Top photo: Robert Pattinson at the Berlin Film Festival for The Lost City of Z, 2.17


Robert Pattinson is starring in two films that are being considered for competition at Cannes. That’s the quality of work he’s done consistently since the Twilight franchise ended.

Rob has already had Cosmopolis, Maps to the Stars and The Rover premiere at Cannes. The Lost City of Z has been called a “masterpiece” by numerous critics, and could easily have made its debut at Cannes if the director, James Gray, had chosen to submit it there (he recently talked about his decision to skip Cannes in The Telegraph UK).

Several other publications have included Rob’s two films on their list of potential Cannes selections (most recently Screen Daily & IonCinema), and now it’s IndieWire’s turn:

“Good Time”

Directors: Ben Safdie, Joshua Safdie
Cast: Jennifer Jason Leigh, Robert Pattinson, Barkhad Abdi
WHY IT MIGHT GET IN: Joshua and Bennie Safdie have been fixtures of the American film scene ever since launching their first two features, “The Pleasure of Being Robbed” and “Go Get Some Rosemary” (also titled “Daddy Long Legs”) at Cannes’ Directors Fortnight back in 2008 and 2009. Since then, the New York filmmakers’ admirers have only grown (Martin Scorsese has signed on to executive produce their next film “Uncut Gems”) — especially after their innovative and critically acclaimed “Heaven Knows What” premiered at Venice and Toronto in 2014.

Their newest film “Good Time,” starring Robert Pattinson as a bank robber, looks to be another big step forward for the Safdies.
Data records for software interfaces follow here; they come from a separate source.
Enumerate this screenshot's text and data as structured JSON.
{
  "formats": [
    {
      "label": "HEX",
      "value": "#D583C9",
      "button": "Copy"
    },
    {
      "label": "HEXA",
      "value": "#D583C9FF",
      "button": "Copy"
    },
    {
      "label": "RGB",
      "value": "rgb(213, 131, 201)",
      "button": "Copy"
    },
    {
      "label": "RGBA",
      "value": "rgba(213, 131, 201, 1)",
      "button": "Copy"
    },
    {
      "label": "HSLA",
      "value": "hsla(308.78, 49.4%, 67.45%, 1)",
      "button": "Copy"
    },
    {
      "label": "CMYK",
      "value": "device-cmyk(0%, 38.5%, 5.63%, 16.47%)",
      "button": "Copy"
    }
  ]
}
After seeing footage of the crime drama, which features the “Twilight” star trying to avoid a dragnet, “Moonlight” distributor A24 picked up the film last fall. -CO 


Directors: David and Nathan Zellner
Cast: Robert Pattinson, Mia Wasikowska
WHY IT MIGHT GET IN: Austin-based sibling directors David and Nathan Zellner went from eccentric local favorites to nationally-beloved auteurs with the release of their Sundance breakout “Kumiko, the Treasure Hunter,” a dark comedy about a Japanese woman who thinks “Fargo” is real and goes in search of treasure alongside her scene-stealing bunny, Bunzo.
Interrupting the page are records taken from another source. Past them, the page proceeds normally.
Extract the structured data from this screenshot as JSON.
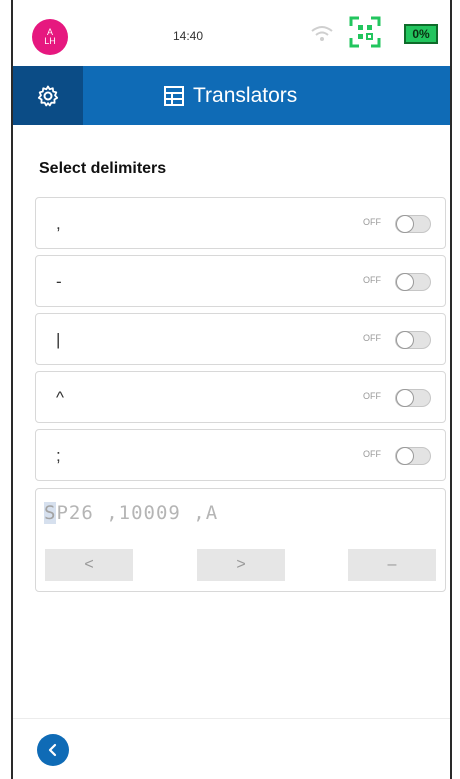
{
  "status_bar": {
    "avatar_top": "A",
    "avatar_bottom": "LH",
    "time": "14:40",
    "battery": "0%"
  },
  "header": {
    "title": "Translators"
  },
  "section_title": "Select delimiters",
  "delimiters": [
    {
      "symbol": ",",
      "state": "OFF"
    },
    {
      "symbol": "-",
      "state": "OFF"
    },
    {
      "symbol": "|",
      "state": "OFF"
    },
    {
      "symbol": "^",
      "state": "OFF"
    },
    {
      "symbol": ";",
      "state": "OFF"
    }
  ],
  "preview": {
    "cursor_char": "S",
    "text_rest": "P26 ,10009 ,A",
    "prev_label": "<",
    "next_label": ">",
    "remove_label": "–"
  },
  "colors": {
    "primary": "#0f6bb6",
    "primary_dark": "#0b4c86",
    "avatar": "#e6187f",
    "battery": "#22c55e"
  }
}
The film was proof the Zellners could handle a bigger scale and name actors, which helped them land Pattinson and Wasikowska for this bizarre-sounding comedic western about a businessman wandering mountainous terrain with his fiancee. Early images from the set found Pattinson roaming the landscape with both a rifle and a guitar, which should give you a sense of the potential genre-busting style on display here. The Zellners are overdue to break out on the international circuit, and this is just the kind of strangely alluring story to do it. -Eric Kohn 

Selections will be announced from Cannes in mid-April, 2017.

Full list at IndieWire